The Fish Party

Using Alaska’s greatest resource to cut through political division

The challenge

The 2022 midterm elections in Alaska were a bellwether in national politics. Vying for a seat in the U.S. House, Democrat Mary Peltola faced a strong challenge from the Trump-backed former Alaska Governor, Sarah Palin. If elected, Peltola would be the first Democrat to hold this seat in close to half a century. Meanwhile in the Senate, centrist Republican incumbent Lisa Murkowski’s seat was tested after Trump had famously vowed to campaign against her.

We knew the combination of open primaries and ranked choice voting provided an opportunity for both candidates to appeal to voters outside of their base, and that both would need to pull in voters across party lines to win.
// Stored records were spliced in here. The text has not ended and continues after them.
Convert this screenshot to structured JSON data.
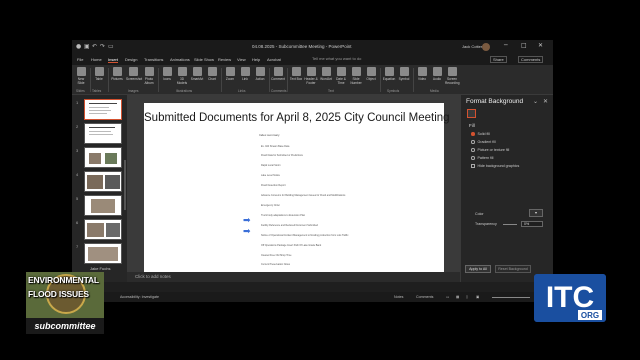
{
  "window": {
    "doc_title": "04.08.2025 - Subcommittee Meeting - PowerPoint",
    "user_name": "Jack Cotter",
    "win_controls": [
      "─",
      "□",
      "✕"
    ]
  },
  "menu_tabs": [
    "File",
    "Home",
    "Insert",
    "Design",
    "Transitions",
    "Animations",
    "Slide Show",
    "Review",
    "View",
    "Help",
    "Acrobat"
  ],
  "active_tab": "Insert",
  "search_placeholder": "Tell me what you want to do",
  "tab_right": [
    "Share",
    "Comments"
  ],
  "ribbon": {
    "buttons": [
      "New Slide",
      "Table",
      "Pictures",
      "Screenshot",
      "Photo Album",
      "Icons",
      "3D Models",
      "SmartArt",
      "Chart",
      "Zoom",
      "Link",
      "Action",
      "Comment",
      "Text Box",
      "Header & Footer",
      "WordArt",
      "Date & Time",
      "Slide Number",
      "Object",
      "Equation",
      "Symbol",
      "Video",
      "Audio",
      "Screen Recording"
    ],
    "groups": [
      "Slides",
      "Tables",
      "Images",
      "Illustrations",
      "Links",
      "Comments",
      "Text",
      "Symbols",
      "Media"
    ]
  },
  "thumbnails": {
    "numbers": [
      "1",
      "2",
      "3",
      "4",
      "5",
      "6",
      "7"
    ],
    "caption": "Jake Fuchs"
  },
  "slide": {
    "title": "Submitted Documents for April 8, 2025 City Council Meeting",
    "subtitle": "Index summary",
    "items": [
      "Ex. 024 Stream Base Data",
      "Flood Data for Submitted or Predictions",
      "Rapid Local Storm",
      "Lake Level Notice",
      "Flood Detection Report",
      "Advance Concerns for Building Management Issues for Flood and Modifications",
      "Emergency Order",
      "Truck body adaptations to Extension Plan",
      "Facility Reference and Reduced Document Submitted",
      "Notice of Operational Incident Management to flooding production from Lots Traffic",
      "Off Operations Package Insert Path Of Lake Grade Bank",
      "Cleared Free Old Shop Time",
      "Current Preservation Notes"
    ]
  },
  "notes_placeholder": "Click to add notes",
  "format_pane": {
    "title": "Format Background",
    "fill_label": "Fill",
    "options": [
      "Solid fill",
      "Gradient fill",
      "Picture or texture fill",
      "Pattern fill",
      "Hide background graphics"
    ],
    "selected_option": "Solid fill",
    "color_label": "Color",
    "transparency_label": "Transparency",
    "transparency_value": "0%",
    "apply_all": "Apply to All",
    "reset": "Reset Background"
  },
  "status_bar": {
    "slide_info": "Slide 1 of 11",
    "accessibility": "Accessibility: Investigate",
    "notes": "Notes",
    "comments": "Comments",
    "zoom": "86%"
  },
  "overlay": {
    "line1": "ENVIRONMENTAL",
    "line2": "FLOOD ISSUES",
    "subcommittee": "subcommittee",
    "channel_logo": "ITC.ORG",
    "colors": {
      "itc_blue": "#1a4fa0",
      "accent": "#d35230"
    }
  }
}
Working with the political action committee, Alaskans for Bristol Bay Action, our team shaped a bipartisan narrative to set Peltola and Murkowski on a course for victory.

The idea
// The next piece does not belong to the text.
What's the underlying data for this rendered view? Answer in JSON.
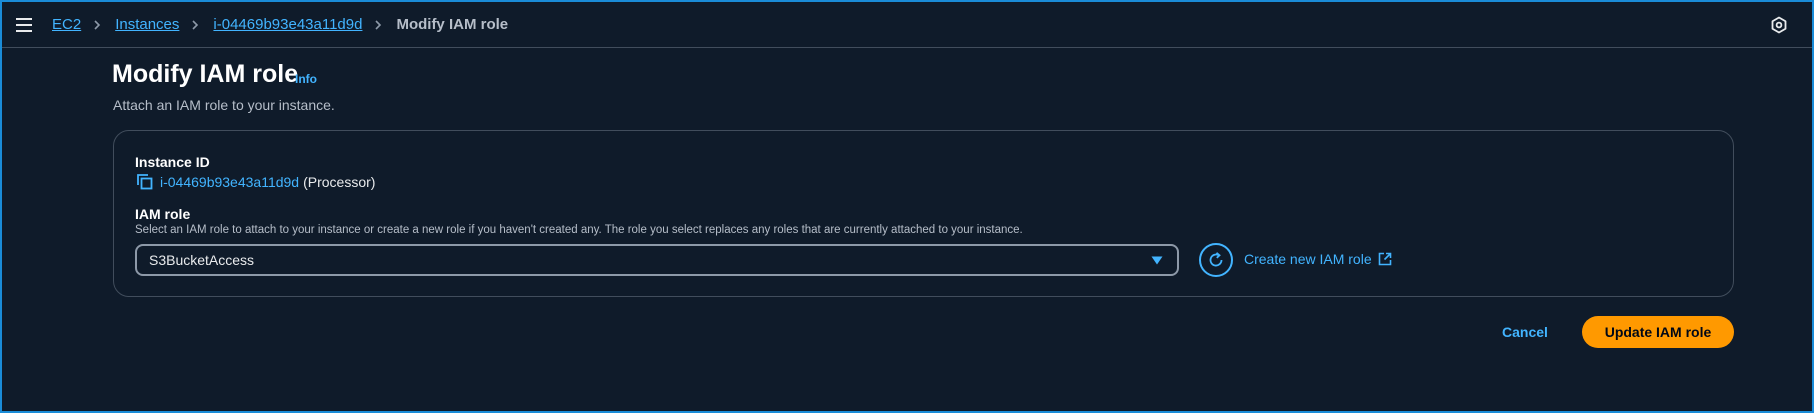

Leveraging years of experience in Alaska politics, we developed a unifying theme that would rise above divisive partisanship and resonate with every Alaskan: vote for candidates who put fish first. In Alaska, fish are a vital resource, upon which jobs, culture, and families depend. Armed with this insight, we built campaign elements that tied the new Democratic candidate, Peltola, with Republican Sen. Murkowski under a “Fish Party” banner. This frame helped create a permission structure for Alaskans to cross party lines and vote for the ticket that would best support the state’s critical fisheries.
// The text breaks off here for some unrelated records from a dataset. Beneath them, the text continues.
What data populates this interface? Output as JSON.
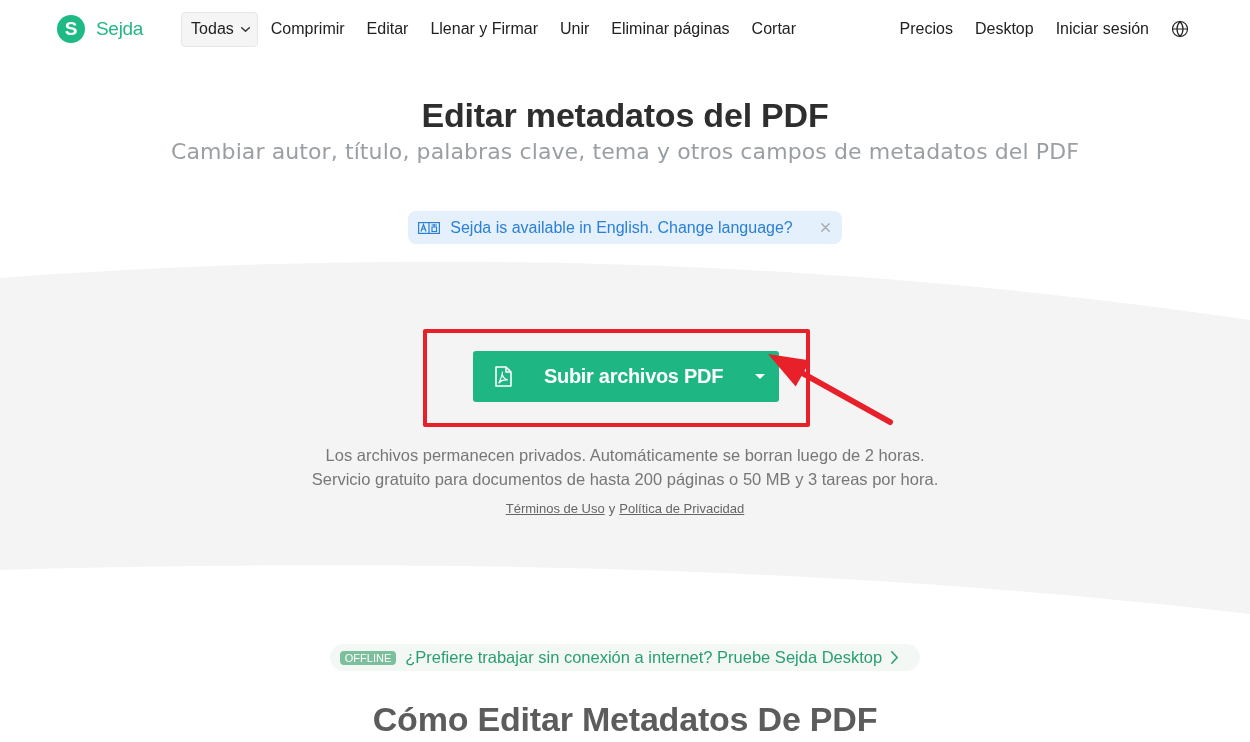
{
  "header": {
    "logo": {
      "mark": "S",
      "name": "Sejda"
    },
    "nav": [
      {
        "label": "Todas",
        "kind": "dropdown"
      },
      {
        "label": "Comprimir",
        "kind": "link"
      },
      {
        "label": "Editar",
        "kind": "link"
      },
      {
        "label": "Llenar y Firmar",
        "kind": "link"
      },
      {
        "label": "Unir",
        "kind": "link"
      },
      {
        "label": "Eliminar páginas",
        "kind": "link"
      },
      {
        "label": "Cortar",
        "kind": "link"
      }
    ],
    "account_nav": [
      "Precios",
      "Desktop",
      "Iniciar sesión"
    ]
  },
  "hero": {
    "title": "Editar metadatos del PDF",
    "subtitle": "Cambiar autor, título, palabras clave, tema y otros campos de metadatos del PDF"
  },
  "language_notice": {
    "text": "Sejda is available in English. Change language?"
  },
  "upload": {
    "button": "Subir archivos PDF",
    "notes": [
      "Los archivos permanecen privados. Automáticamente se borran luego de 2 horas.",
      "Servicio gratuito para documentos de hasta 200 páginas o 50 MB y 3 tareas por hora."
    ],
    "legal": {
      "links": [
        "Términos de Uso",
        "Política de Privacidad"
      ],
      "conjunction": "y"
    }
  },
  "offline_promo": {
    "badge": "OFFLINE",
    "text": "¿Prefiere trabajar sin conexión a internet? Pruebe Sejda Desktop"
  },
  "how_to": {
    "title": "Cómo Editar Metadatos De PDF"
  }
}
The work

True Blue Strategies created a targeted, multi-channel campaign that would inclusively frame the candidates’ fish-backing credentials throughout the election. A “Join the Fish Party” spot centered the narrative, which ran alongside videos, banner ads, and a profusion of matching leave-behind materials, swag, and yard signs, which were quickly and organically showcased on front yards and street corners around the state. Digital placements were targeted to reach persuadable audiences across the political spectrum, each carrying a powerful message, compellingly displayed, that resonated with every Alaska community.

As millions of advertising impressions connected with the exact audiences who needed to hear the message, polling shifted toward our candidates. In a state with only 600,000 registered voters, our campaign earned 20 million ad impressions, over 9 million completed video views, and drove 8,400 visitors to our campaign website to learn more. Stock of our “Pro-Fish, Pro-Alaska” yard signs ran out just days after they were released. Online results confirmed what Alaskans were showing us: we’d creatively engaged our audience and shifted the narrative. Publications around the country praised our daring strategy to turn away from partisan framing.

It’s a strategy that diverted from the party-line ads that flooded the airwaves nationally this cycle. Alaska’s combination of open primaries and ranked choice voting opens the door for candidates to campaign to a broader base of voters, not just those in their party.
November 23, 2022

The impact

Both candidates won, and made history. Peltola flipped a seat held by Republicans for nearly half a century, becoming the first Alaska Native – and woman – elected to a full term in the House. Murkowski was the only Senate Republican who voted to convict Trump at his impeachment trial. Both wins were seen, at the state level, as an embrace of bipartisanship in recognition of Alaska values, and nationally, a blow to Trump in the midterms.

True Blue Strategies won national recognition for this work, including Overall Candidate Best in Show for both the Republican and Democrat divisions.

AAPC Pollie Awards
Campaigns & Elections
Reed Award